The Federal Reserve probably will refrain from selling assets from its balance sheet over the next three to five years as the U.S. falls short of a return to full employment, according to Pacific Investment Management Co., manager of the world’s largest fixed income fund.
Writing in the company’s latest Secular Outlook, managing director Josh Thimons said Pimco expects the U.S. economy to grow in a range of 1.5 percent to 2.5 percent per year over the next three to five years. While the economy will benefit from such “pockets of strength” as increased energy output, it will be held back by an “unsustainable fiscal situation,” he said.
As the expansion continues in the coming years, the Fed will begin raising interest rates in a move toward “policy normalization,” Thimons said. The central bank’s target for the federal funds rate, the interest rate that commercial banks charge each other for overnight loans, currently stands near zero.
The Fed’s balance sheet though will “likely be elevated for years to come and the proactive sale of assets is unlikely” over the next three to five years, Thimons added.
The central bank currently is buying $85 billion of debt per month in an effort to boost employment. The purchases have expanded Fed assets to about $3.4 trillion.
The Newport Beach, California-based Pimco has said it is shying away from risky investments because it sees a growing disconnect between the performances of financial markets and the global economy. Its Pimco Total Return Fund suffered the first client withdrawals since 2011 last month as global bond markets tumbled the most in nine years.
Thimons said the U.S. economy is “much further along the road to repair” than other developed nations. As such, the dollar may strengthen in the longer term against the currencies of other industrial nations, though it will probably weaken against those of faster-growing emerging markets, he said.
Writing in the same article to be posted today on Pimco’s website, executive vice president Lupin Rahman said the medium-term outlook for Latin America is “broadly constructive.”

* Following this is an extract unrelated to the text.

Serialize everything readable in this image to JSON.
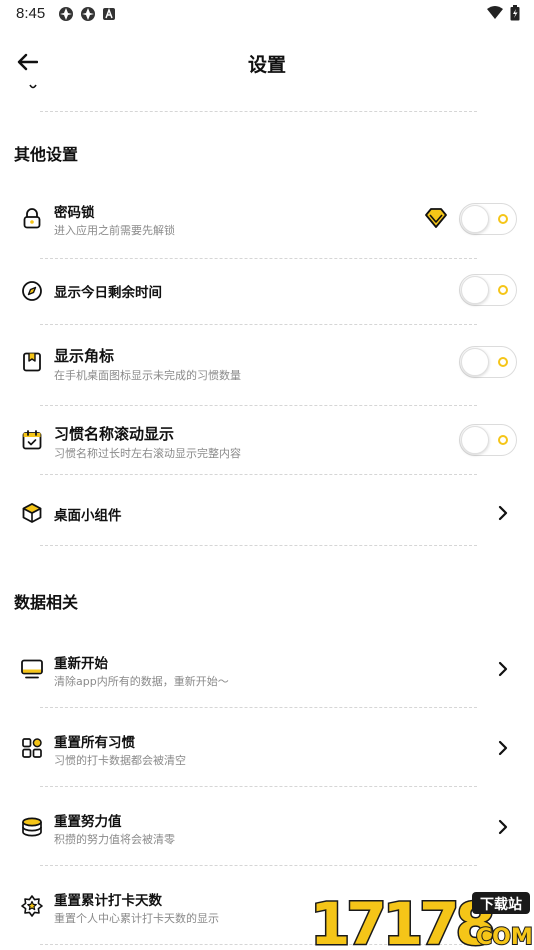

“We expect overall Latin American growth to be in the 4 percent to 5 percent range and inflation to be relatively contained over the next three to five years,” she said.
Rahman singled out Colombia, Mexico and Peru as probable strong performers over that time frame.